§ **Exercise instructions**: In the records below, find every line that contains "automatically" and list it.

#### Excerpted data

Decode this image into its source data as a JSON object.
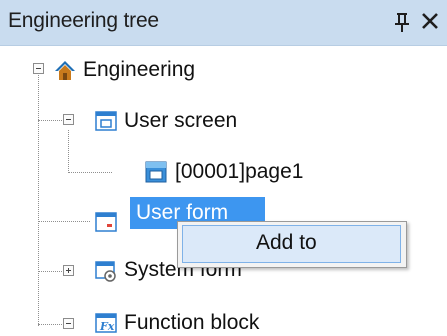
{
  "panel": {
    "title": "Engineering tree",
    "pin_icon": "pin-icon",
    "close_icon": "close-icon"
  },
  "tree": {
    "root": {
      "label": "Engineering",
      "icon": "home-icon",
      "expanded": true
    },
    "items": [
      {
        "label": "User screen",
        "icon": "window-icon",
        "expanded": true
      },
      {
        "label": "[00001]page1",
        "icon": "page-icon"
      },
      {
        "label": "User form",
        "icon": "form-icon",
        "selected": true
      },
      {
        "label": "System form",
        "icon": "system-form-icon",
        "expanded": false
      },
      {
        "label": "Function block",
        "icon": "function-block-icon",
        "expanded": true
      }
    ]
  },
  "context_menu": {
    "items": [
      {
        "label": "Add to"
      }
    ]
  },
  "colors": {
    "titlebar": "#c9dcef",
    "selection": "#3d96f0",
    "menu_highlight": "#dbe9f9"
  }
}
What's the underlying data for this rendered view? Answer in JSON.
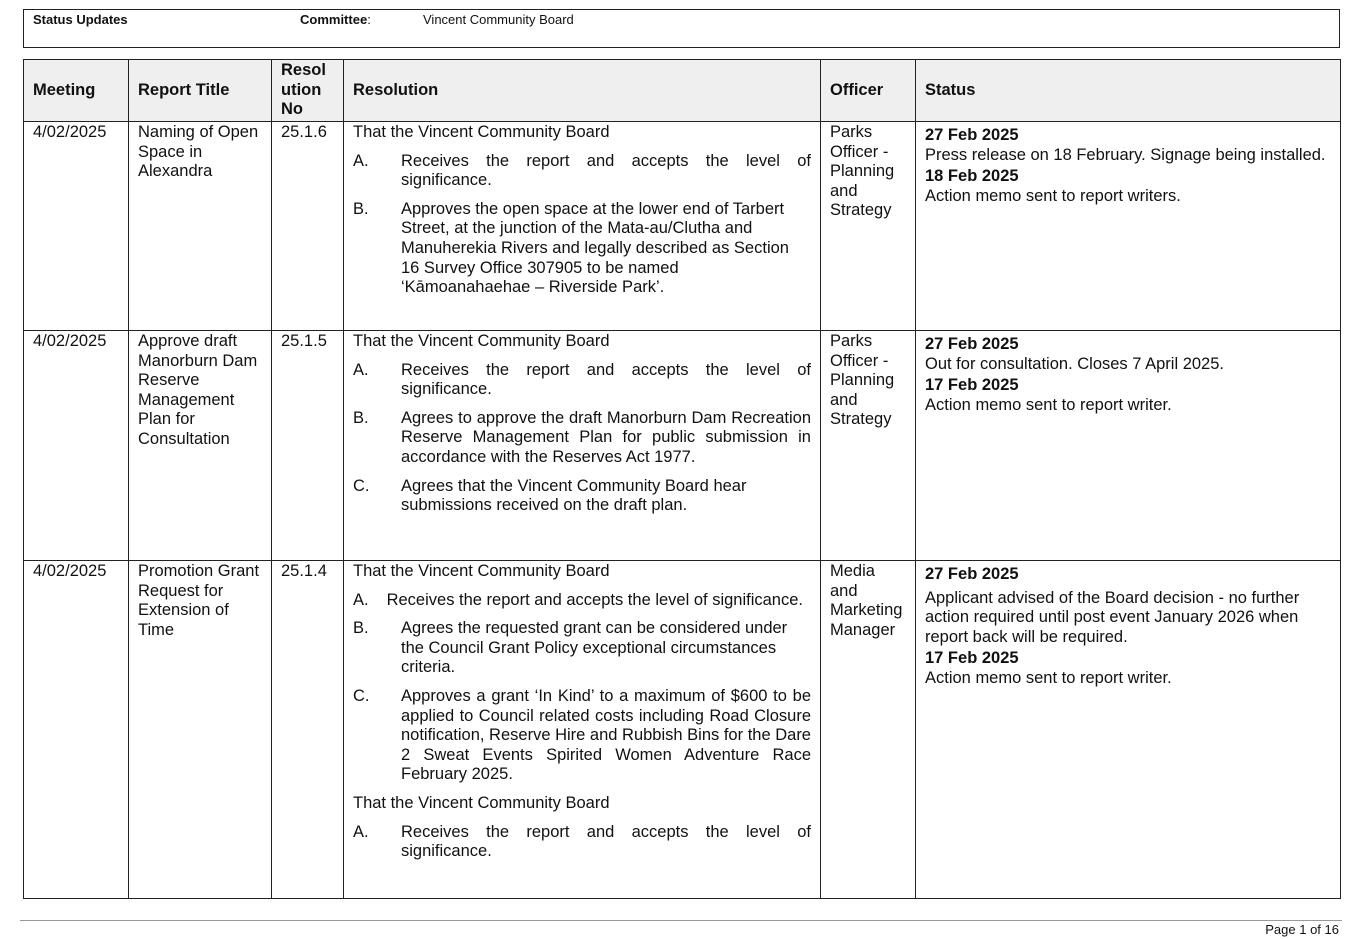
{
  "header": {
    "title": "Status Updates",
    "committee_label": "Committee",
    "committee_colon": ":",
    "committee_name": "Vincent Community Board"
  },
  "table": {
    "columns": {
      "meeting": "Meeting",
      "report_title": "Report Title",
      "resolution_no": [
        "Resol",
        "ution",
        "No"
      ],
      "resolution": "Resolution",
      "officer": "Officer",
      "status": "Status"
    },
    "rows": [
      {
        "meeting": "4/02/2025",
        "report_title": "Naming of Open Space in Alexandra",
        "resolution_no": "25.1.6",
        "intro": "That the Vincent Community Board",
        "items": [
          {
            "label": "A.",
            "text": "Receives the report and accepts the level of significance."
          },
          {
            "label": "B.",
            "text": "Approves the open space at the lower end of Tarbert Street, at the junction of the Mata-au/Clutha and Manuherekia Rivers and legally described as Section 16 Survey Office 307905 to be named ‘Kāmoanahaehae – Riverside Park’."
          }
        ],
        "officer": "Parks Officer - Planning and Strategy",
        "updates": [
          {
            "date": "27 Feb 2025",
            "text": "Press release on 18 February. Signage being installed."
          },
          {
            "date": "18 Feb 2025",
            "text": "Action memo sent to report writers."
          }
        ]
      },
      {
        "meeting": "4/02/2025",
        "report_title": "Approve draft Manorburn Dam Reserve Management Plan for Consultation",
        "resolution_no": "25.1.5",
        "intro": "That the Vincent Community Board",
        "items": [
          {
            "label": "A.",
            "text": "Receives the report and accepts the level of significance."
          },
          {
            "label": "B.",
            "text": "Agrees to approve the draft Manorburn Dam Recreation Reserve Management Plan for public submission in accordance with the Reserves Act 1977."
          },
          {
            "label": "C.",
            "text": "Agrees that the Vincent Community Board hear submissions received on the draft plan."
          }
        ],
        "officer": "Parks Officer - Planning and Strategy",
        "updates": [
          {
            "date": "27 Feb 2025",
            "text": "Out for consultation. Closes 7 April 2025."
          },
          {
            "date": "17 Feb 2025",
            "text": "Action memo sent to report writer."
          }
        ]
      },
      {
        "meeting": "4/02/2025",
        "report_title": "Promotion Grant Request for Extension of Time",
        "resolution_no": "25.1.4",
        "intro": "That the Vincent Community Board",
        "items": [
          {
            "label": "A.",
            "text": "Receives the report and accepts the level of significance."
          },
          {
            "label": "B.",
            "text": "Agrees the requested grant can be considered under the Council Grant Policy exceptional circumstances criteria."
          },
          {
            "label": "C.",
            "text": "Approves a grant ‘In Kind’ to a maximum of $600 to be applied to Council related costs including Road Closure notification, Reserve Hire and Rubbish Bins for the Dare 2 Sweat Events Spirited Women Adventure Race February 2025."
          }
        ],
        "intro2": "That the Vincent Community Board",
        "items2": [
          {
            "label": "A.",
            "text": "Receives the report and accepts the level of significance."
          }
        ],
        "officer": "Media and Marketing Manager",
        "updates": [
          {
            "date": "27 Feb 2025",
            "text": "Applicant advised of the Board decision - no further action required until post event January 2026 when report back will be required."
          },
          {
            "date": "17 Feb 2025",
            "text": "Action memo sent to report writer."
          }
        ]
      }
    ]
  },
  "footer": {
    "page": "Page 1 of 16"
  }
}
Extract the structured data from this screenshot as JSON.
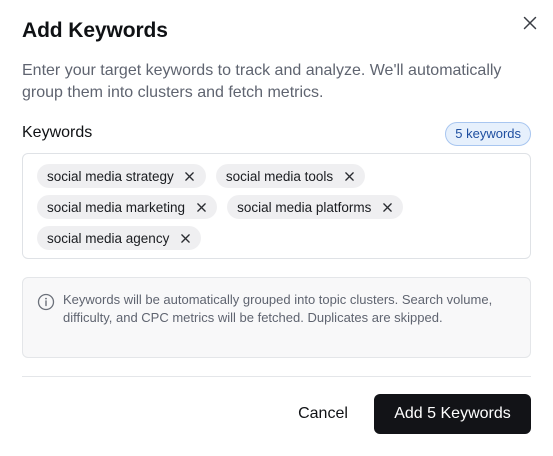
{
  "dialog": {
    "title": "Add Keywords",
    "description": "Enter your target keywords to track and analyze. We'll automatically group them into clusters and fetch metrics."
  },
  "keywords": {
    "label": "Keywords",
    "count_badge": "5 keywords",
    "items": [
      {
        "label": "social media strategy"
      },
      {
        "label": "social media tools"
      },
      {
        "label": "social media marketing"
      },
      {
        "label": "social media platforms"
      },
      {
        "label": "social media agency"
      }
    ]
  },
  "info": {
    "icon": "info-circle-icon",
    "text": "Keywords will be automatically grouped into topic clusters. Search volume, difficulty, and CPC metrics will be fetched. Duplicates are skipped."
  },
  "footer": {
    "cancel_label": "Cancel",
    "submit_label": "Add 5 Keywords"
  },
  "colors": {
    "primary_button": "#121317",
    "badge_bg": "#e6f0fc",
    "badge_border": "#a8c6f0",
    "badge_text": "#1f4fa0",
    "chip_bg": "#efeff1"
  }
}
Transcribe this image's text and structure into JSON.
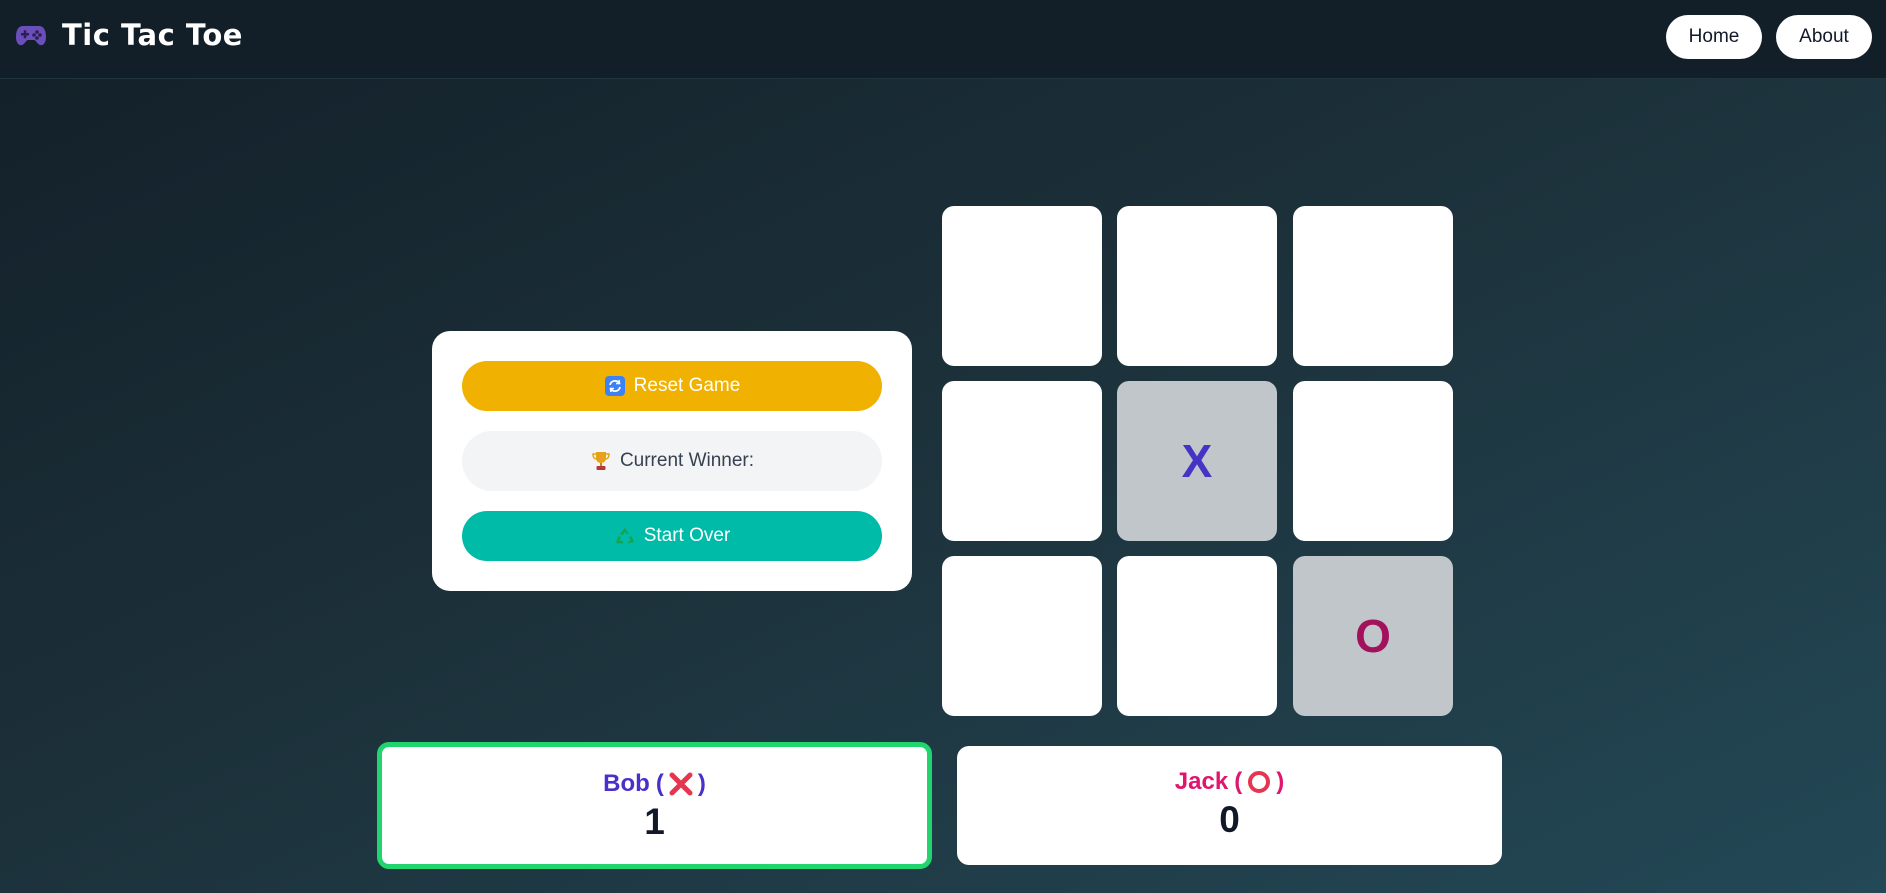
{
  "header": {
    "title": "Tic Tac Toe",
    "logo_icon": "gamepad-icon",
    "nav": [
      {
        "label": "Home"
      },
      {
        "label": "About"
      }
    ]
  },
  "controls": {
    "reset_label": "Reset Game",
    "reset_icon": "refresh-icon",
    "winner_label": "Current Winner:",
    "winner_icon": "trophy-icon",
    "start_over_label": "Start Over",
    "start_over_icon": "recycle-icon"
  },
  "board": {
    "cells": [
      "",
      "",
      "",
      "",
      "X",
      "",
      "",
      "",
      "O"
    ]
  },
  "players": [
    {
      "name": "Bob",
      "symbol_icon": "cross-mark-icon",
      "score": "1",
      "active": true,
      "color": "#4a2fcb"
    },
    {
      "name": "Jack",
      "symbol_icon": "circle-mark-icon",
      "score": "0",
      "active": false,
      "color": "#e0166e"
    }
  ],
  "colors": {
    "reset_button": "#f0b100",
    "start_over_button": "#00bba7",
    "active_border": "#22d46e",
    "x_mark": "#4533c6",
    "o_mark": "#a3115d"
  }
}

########

§ **Exercise response**:
    "description": "Enter your target keywords to track and analyze. We'll automatically group them into clusters and fetch metrics."
    "text": "Keywords will be automatically grouped into topic clusters. Search volume, difficulty, and CPC metrics will be fetched. Duplicates are skipped."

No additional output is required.